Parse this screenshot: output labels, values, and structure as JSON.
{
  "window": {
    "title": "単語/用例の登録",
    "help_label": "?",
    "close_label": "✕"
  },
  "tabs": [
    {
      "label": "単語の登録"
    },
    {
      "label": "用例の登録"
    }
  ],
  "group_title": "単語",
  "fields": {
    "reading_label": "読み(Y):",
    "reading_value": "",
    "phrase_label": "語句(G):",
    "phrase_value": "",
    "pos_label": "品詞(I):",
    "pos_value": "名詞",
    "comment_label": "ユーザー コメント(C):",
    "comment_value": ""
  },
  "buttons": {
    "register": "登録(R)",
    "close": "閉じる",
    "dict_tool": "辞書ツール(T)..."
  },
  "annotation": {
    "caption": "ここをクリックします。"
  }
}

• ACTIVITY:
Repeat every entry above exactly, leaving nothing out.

• RESULT:
Parse this screenshot: output labels, values, and structure as JSON.
{
  "window": {
    "title": "単語/用例の登録",
    "help_label": "?",
    "close_label": "✕"
  },
  "tabs": [
    {
      "label": "単語の登録"
    },
    {
      "label": "用例の登録"
    }
  ],
  "group_title": "単語",
  "fields": {
    "reading_label": "読み(Y):",
    "reading_value": "",
    "phrase_label": "語句(G):",
    "phrase_value": "",
    "pos_label": "品詞(I):",
    "pos_value": "名詞",
    "comment_label": "ユーザー コメント(C):",
    "comment_value": ""
  },
  "buttons": {
    "register": "登録(R)",
    "close": "閉じる",
    "dict_tool": "辞書ツール(T)..."
  },
  "annotation": {
    "caption": "ここをクリックします。"
  }
}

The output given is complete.